LAWRENCE, T.E. Autograph letter signed ("T.E. Lawrence") to General Gilbert F. Clayton, [Akaba], 24 October 1917. 4 pages, 8vo, filing holes affecting a few letters, a few minor rust stains, some marginal marks in green pencil.
A FRUSTRATED LAWRENCE WRITES CLAYTON FOR BACK-UP SUPPLIES BEFORE SETTING OUT ON THE YARMUK EXPEDITION
An important letter written to Clayton from Akaba on the day Lawrence set out on the Yarmuk expedition. "Shortly before he was due to leave, the plans were radically changed when the Emir Abd el Kader arrived in Akaba offering the support of his followers. Abd el Kader was an Algerian who controlled a number of villages on the north side ofthe Yarmuk valley, peopled by Algerian exiles. With their support, a small raiding party could in effect control the central section of the Yarmuk line" (Wilson, p. 452).
..."A hurried note because I leave today at 2 P.M. and everything is still undone. About Arab Legion. Feisal will believe himself let down if they do not come by Hardinge. Their training is not so important as the prevention of this. Also the cholera trouble is a new reason for putting with Akaba at once as many reinforcements as you can. The same applies to the armoured cars. Even if everything is unfinished about them, something should come down in the Hardinge; They will be a great comfort here..."
Lawrence complains of lack of raid supplies: "I asked for nine exploders. Only four have been sent, and I have had to rearrange plans somewhat.
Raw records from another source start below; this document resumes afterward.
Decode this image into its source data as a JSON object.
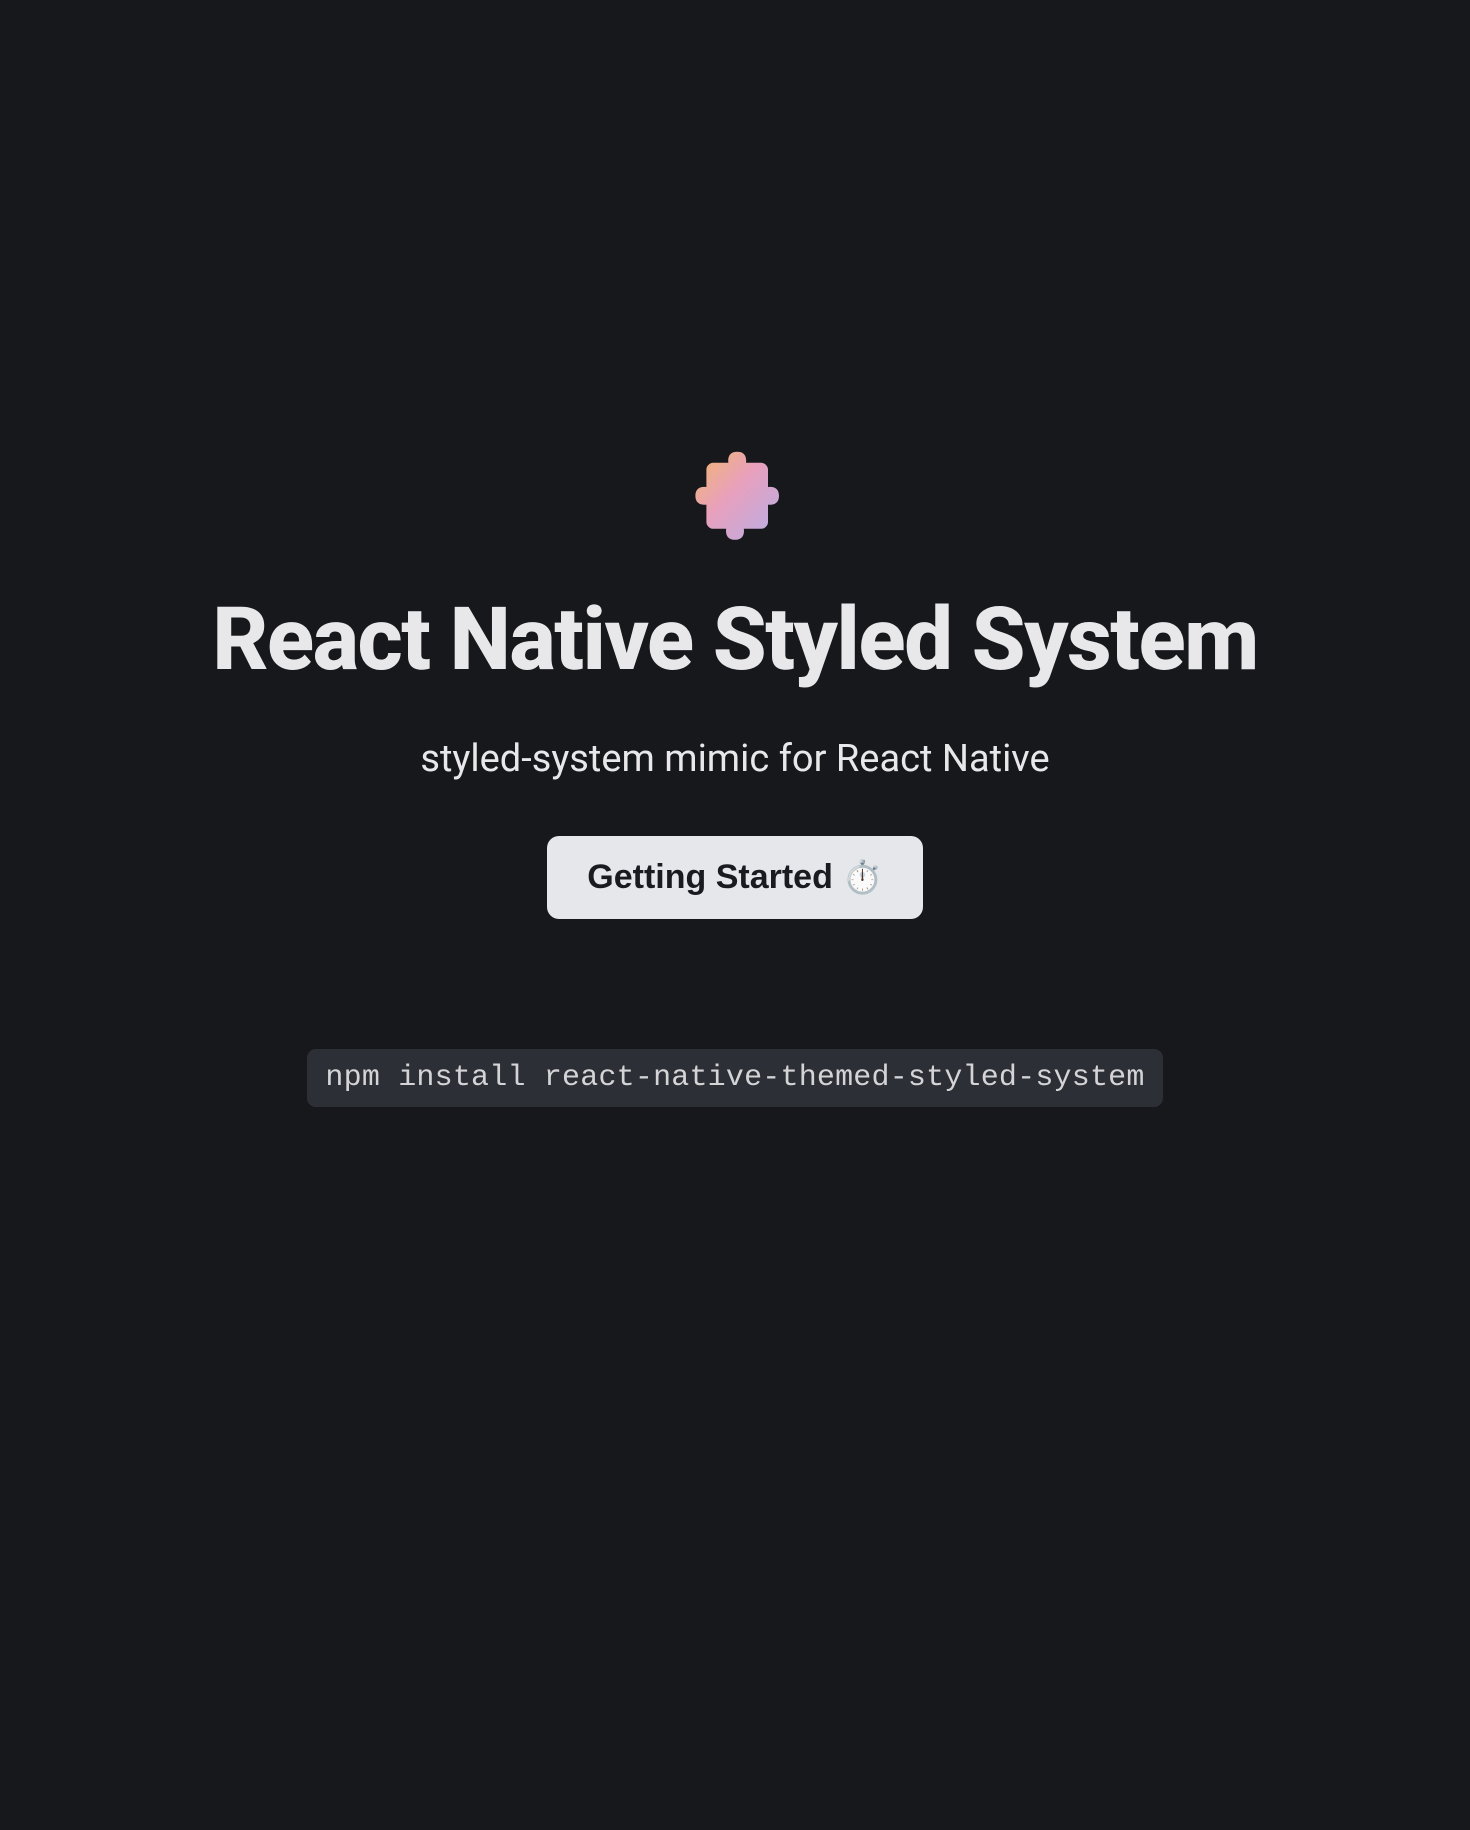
{
  "hero": {
    "title": "React Native Styled System",
    "subtitle": "styled-system mimic for React Native",
    "cta_label": "Getting Started",
    "cta_icon": "⏱️",
    "install_command": "npm install react-native-themed-styled-system"
  },
  "logo": {
    "name": "puzzle-piece-icon",
    "gradient_start": "#f2b76b",
    "gradient_mid": "#e8a0bd",
    "gradient_end": "#b6aee8"
  },
  "colors": {
    "background": "#17181c",
    "text_primary": "#e8e8ea",
    "button_bg": "#e6e7ea",
    "button_text": "#1a1b20",
    "code_bg": "#2d2f36",
    "code_text": "#d4d4d7"
  }
}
If others are available, they would be very useful. Also about the cable. I received at first 400 yards thick single cable (doubled this makes 200 yards of line) and after using it wired for 1000 yards light twin cable. You sent 500 yards of the old thick single in reply...Then about Indian mountain guns. The two for Nuri were never sent. Please send four now, for Feisal. We can use them on Beduin [rai?]ds, and so keep our remaining E.A. Q.F. guns for the regulars. I hope they may be put on the Hardinge."
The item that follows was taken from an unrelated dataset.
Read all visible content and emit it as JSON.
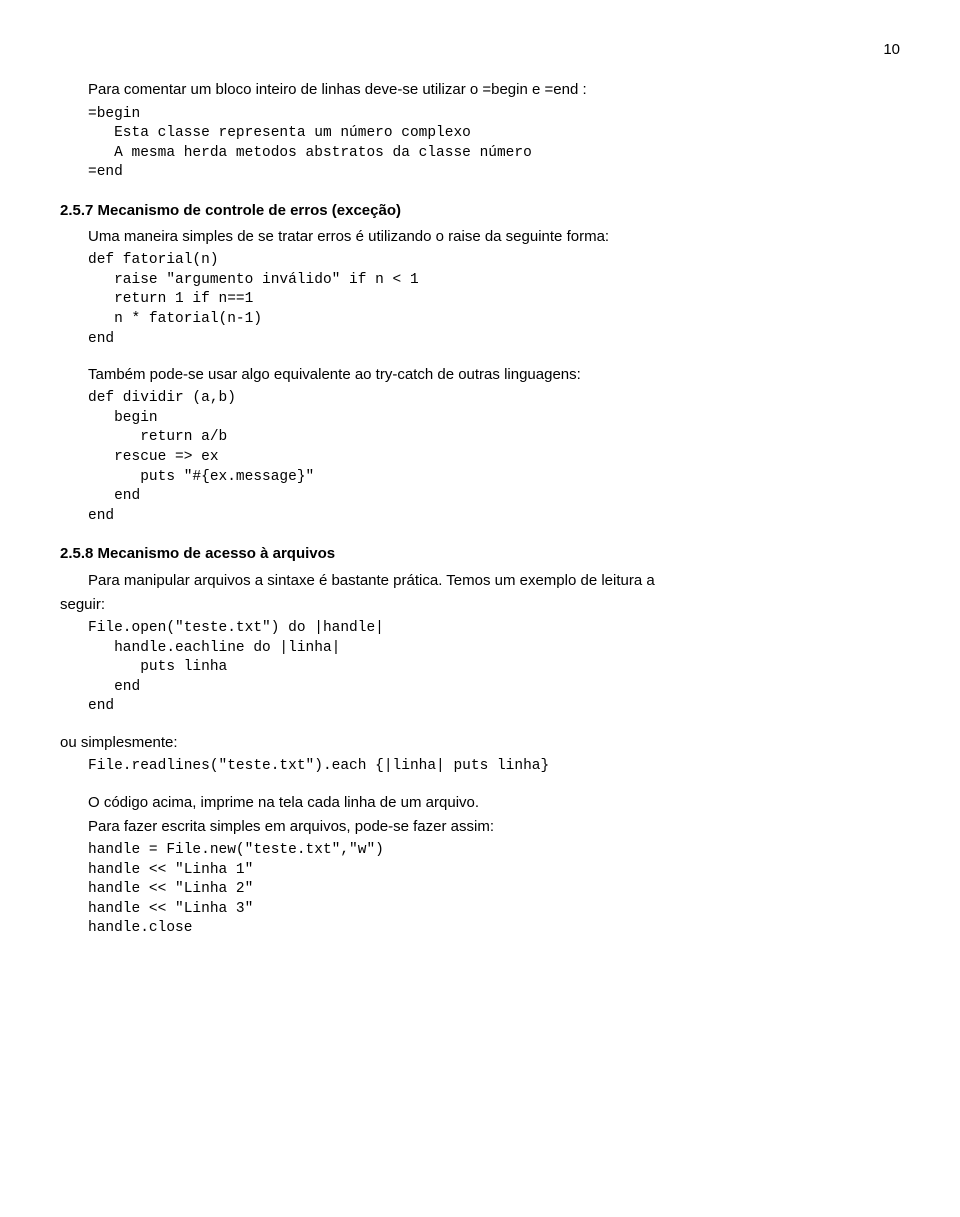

Discussing financial matters he continues: "The remainder of the special grant will no doubt have been sent off before this letter comes. Nasir & Zeid (when he gets to Akaba--Colonel Wilson's misreading a telegram from Cairo thought Akaba was blockaded & no one might land!) will bring it North with them on the 31st..."
"I am taking Lieut. Wood, R.E. [an explosives specialist] with me up country. It makes for insurance [in] case of accident on the job. It's not my job--but I hope that Basset's appointment in Jedda is only temporary. G.L. [George Ambrose Lloyd] will be back soon, & will give you all news we have."
The original plans for the expedition were thwarted when Adb el Kader changed sides and joined the Turks, putting the expedition in jeopardy. Lawrence narrowly escaped with his life, following a skirmish with Turks whose trains Lawrence had derailed. "For Lawrence, the Yarmuk failure was a bitter disappointment. In July, he had offered Allenby a general rising to help the EEF advance. In October, fearful that the British would fail, he had decided to hold back, substituting the more limited bridge-blowing operation. In the event, he had been able to achieve almost nothing. The Turkish line of communication between Damascus and Palestine remained intact" (Wilson, p. 457). A note at the top of the letter (presumably by a member of Clayton's staff) reads: "'The Hardinge' is supposed to be going on Nov. 3rd according to latest information. E. Cadogan."